US20130120072 *Nov 15, 2011May 16, 2013Qualcomm IncorporatedSystem and method of calibrating a phase-locked loop while maintaining lock
CN101452918BNov 28, 2007Jun 23, 2010海华科技股份有限公司Carrier plate module having built-in phase lock loop, integration type system, and manufacturing method thereof
Classifications
U.S. Classification331/17, 331/44, 331/16
International ClassificationH03L7/00

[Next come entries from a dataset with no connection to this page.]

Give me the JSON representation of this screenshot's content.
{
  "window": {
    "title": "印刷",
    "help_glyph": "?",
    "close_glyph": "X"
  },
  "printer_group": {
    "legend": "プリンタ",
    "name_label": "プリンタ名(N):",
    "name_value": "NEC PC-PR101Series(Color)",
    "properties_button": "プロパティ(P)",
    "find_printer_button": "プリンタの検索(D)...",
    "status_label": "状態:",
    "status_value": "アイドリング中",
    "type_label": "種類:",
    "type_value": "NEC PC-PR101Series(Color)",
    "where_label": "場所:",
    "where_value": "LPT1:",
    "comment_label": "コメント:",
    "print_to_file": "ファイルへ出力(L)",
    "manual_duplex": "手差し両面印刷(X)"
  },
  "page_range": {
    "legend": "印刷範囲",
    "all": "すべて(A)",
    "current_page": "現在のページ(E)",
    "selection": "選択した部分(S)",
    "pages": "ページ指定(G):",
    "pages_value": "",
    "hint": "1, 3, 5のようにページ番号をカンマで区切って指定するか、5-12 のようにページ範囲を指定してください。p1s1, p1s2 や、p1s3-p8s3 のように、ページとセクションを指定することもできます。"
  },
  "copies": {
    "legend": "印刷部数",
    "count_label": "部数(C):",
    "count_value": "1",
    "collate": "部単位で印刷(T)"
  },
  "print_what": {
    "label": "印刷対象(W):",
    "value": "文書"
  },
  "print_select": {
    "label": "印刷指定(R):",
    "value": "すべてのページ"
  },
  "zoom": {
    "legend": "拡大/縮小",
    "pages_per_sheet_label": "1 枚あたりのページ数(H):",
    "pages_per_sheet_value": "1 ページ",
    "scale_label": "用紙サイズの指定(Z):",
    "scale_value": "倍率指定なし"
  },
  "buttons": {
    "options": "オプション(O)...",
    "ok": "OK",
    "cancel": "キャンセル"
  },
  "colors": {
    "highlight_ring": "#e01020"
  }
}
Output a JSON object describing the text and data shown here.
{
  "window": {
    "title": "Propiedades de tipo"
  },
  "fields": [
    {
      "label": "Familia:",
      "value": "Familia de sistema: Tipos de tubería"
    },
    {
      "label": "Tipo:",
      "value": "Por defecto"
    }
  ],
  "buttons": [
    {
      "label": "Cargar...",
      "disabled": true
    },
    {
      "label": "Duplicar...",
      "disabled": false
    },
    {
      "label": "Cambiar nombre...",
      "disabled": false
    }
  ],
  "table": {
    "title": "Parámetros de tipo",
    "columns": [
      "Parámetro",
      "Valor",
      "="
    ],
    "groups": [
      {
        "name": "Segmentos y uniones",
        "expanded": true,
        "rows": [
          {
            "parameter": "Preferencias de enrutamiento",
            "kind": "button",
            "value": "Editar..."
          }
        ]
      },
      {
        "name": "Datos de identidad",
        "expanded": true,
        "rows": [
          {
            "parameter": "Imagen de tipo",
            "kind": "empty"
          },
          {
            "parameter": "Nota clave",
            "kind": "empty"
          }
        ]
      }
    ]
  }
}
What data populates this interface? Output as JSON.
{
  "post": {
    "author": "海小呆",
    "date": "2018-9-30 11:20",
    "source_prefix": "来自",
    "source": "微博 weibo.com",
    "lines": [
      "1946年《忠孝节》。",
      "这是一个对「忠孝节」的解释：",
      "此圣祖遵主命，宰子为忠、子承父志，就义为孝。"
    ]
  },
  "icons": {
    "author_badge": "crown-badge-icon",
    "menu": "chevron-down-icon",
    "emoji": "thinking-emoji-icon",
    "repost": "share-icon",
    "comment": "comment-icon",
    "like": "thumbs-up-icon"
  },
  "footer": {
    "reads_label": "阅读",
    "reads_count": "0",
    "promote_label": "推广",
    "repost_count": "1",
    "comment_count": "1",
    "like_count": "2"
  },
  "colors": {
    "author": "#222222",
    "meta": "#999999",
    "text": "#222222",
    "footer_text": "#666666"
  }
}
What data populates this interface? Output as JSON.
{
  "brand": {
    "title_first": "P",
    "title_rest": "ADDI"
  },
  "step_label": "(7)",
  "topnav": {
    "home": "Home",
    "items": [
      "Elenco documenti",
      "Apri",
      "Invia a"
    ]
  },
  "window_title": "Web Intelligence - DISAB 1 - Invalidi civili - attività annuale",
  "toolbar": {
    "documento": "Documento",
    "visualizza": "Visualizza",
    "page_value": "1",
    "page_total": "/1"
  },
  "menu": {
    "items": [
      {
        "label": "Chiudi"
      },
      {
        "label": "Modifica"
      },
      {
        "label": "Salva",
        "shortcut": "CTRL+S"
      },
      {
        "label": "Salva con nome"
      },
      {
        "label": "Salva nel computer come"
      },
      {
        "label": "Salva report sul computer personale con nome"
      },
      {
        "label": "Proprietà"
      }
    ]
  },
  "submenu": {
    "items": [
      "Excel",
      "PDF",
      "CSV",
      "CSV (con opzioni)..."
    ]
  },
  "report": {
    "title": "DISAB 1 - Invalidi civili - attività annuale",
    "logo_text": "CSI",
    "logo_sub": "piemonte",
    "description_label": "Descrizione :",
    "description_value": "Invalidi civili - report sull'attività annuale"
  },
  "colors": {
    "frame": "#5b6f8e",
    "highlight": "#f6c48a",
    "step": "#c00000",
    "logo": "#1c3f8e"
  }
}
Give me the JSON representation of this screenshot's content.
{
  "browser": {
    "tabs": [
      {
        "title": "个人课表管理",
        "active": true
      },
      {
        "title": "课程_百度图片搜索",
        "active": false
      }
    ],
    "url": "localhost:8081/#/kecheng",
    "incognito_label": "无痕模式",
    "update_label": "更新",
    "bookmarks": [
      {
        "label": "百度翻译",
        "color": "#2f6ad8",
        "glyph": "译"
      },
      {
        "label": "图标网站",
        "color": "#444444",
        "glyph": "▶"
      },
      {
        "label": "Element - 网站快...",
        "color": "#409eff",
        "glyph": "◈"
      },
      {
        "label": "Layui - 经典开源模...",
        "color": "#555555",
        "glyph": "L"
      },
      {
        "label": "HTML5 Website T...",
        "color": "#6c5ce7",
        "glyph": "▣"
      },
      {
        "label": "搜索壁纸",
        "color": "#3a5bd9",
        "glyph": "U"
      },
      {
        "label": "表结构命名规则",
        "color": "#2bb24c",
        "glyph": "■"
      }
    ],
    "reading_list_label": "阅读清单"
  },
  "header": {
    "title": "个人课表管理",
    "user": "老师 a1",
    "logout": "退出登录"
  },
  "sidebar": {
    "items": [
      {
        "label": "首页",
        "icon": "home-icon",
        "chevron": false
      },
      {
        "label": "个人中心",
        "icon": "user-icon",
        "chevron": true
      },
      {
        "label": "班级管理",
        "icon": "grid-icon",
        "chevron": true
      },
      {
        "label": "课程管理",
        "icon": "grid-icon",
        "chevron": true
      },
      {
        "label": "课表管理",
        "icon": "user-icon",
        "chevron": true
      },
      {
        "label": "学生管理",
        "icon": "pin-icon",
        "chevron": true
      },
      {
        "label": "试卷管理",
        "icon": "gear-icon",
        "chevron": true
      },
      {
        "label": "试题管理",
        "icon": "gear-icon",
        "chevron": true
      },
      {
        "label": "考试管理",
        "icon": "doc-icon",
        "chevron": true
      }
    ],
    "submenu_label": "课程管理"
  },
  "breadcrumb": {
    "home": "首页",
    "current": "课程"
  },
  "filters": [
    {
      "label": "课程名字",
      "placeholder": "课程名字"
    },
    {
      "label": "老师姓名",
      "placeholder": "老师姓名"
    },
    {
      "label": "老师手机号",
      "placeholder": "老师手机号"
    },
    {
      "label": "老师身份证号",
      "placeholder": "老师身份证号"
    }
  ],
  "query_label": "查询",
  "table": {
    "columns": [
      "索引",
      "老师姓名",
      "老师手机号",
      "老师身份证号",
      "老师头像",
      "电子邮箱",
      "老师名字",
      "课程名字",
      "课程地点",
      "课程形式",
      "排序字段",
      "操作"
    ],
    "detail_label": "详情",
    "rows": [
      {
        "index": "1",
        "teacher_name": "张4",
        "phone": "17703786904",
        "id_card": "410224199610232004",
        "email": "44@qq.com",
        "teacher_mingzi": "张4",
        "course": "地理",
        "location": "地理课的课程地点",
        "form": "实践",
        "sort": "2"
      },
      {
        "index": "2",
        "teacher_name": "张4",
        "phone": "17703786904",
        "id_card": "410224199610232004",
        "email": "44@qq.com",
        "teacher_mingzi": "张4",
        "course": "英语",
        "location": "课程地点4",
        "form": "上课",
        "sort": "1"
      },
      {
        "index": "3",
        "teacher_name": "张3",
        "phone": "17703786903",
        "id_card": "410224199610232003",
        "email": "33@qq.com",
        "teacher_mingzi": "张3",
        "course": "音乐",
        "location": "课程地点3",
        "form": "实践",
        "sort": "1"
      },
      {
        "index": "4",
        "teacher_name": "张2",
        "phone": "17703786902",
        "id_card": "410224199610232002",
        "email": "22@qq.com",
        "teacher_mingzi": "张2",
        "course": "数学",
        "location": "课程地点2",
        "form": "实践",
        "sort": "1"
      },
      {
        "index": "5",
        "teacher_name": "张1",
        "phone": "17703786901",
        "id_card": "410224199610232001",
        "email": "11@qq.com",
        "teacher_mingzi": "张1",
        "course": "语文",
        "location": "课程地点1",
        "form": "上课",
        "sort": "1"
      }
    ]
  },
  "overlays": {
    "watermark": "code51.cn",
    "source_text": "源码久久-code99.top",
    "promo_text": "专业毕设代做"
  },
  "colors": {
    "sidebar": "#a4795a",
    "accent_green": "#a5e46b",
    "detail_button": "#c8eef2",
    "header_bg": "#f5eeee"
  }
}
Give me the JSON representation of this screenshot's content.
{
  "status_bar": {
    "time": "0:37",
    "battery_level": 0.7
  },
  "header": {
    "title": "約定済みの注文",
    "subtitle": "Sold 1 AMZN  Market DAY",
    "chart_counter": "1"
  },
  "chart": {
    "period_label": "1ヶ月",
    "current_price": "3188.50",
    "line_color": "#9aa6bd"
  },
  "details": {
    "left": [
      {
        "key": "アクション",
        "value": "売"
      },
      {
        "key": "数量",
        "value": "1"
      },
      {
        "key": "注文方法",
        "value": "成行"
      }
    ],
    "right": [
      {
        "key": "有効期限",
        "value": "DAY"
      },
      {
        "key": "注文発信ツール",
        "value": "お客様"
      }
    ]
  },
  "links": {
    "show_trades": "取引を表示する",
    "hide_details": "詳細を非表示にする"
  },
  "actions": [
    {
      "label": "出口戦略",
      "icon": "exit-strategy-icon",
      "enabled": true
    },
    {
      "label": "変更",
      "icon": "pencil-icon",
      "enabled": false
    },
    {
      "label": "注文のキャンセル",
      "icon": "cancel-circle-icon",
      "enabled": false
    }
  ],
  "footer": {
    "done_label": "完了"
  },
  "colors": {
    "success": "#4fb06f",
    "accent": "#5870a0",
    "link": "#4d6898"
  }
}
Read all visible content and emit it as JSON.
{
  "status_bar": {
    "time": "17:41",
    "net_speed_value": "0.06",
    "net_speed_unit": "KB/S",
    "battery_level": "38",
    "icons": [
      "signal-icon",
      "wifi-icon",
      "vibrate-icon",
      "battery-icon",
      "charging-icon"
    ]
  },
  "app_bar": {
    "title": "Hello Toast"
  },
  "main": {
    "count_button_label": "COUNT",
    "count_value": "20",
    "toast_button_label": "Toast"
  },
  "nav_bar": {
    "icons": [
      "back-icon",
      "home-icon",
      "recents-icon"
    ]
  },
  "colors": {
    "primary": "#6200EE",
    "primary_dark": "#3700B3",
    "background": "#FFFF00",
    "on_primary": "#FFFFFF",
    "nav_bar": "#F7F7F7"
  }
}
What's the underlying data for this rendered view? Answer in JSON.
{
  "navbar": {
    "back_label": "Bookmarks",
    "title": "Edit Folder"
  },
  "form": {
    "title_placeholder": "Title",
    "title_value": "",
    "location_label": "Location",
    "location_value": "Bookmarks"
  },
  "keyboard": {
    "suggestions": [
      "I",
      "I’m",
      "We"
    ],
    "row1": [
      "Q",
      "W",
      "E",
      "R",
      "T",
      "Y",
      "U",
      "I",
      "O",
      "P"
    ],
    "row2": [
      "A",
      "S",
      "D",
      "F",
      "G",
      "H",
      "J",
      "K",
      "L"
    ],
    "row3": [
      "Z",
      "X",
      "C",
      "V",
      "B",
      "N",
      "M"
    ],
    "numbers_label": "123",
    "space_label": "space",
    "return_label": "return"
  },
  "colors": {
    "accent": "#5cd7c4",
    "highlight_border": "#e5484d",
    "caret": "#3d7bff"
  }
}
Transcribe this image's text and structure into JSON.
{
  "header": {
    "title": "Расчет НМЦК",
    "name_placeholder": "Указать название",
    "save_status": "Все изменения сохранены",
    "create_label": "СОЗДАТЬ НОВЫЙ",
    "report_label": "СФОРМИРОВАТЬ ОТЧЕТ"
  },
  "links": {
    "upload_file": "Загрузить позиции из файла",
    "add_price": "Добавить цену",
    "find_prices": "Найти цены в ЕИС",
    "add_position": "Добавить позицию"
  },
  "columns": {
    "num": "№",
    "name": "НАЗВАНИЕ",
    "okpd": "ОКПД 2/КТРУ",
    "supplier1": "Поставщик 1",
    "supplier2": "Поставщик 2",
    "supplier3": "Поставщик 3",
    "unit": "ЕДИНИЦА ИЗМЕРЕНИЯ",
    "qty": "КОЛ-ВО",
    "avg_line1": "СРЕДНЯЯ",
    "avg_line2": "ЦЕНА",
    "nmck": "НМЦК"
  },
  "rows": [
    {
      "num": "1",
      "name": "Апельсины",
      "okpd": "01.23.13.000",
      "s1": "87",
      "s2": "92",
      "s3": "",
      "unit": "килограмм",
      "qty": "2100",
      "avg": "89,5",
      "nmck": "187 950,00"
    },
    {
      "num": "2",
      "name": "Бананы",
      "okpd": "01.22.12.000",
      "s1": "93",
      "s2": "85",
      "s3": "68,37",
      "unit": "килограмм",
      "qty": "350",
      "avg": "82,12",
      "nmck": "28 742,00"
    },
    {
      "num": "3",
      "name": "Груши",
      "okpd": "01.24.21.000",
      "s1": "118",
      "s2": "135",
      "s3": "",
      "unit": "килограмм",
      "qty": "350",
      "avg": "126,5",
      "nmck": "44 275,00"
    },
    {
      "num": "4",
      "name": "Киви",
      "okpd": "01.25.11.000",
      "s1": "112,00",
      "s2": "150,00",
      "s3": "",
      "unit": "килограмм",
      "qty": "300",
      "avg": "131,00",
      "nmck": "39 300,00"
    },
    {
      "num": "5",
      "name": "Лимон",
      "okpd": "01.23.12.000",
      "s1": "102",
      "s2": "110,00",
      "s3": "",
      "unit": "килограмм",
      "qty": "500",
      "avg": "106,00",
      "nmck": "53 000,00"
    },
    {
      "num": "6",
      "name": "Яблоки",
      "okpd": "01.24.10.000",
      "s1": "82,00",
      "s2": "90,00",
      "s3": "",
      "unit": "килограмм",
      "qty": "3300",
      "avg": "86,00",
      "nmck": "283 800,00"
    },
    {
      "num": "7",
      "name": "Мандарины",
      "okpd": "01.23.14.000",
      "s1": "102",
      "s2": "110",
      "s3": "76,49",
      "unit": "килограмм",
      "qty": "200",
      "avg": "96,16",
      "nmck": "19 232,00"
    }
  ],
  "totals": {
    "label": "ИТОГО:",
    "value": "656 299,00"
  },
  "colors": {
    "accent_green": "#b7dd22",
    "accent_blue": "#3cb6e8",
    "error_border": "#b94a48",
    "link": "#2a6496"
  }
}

Cooperative ClassificationH03L7/18, H03L7/10, H03L7/093, H03L7/0995
European ClassificationH03L7/093, H03L7/10, H03L7/099C, H03L7/18
Legal Events
DateCodeEventDescription
Jun 12, 2014FPAYFee payment
Year of fee payment: 8
Jun 14, 2010FPAYFee payment
Year of fee payment: 4
Aug 13, 2004ASAssignment
Owner name: XILINX, INC., CALIFORNIA
Free format text: ASSIGNMENT OF ASSIGNORS INTEREST;ASSIGNORS:ROSS, JAMES P.;GABOURY, MICHAEL J.;REEL/FRAME:015689/0196
Effective date: 20040811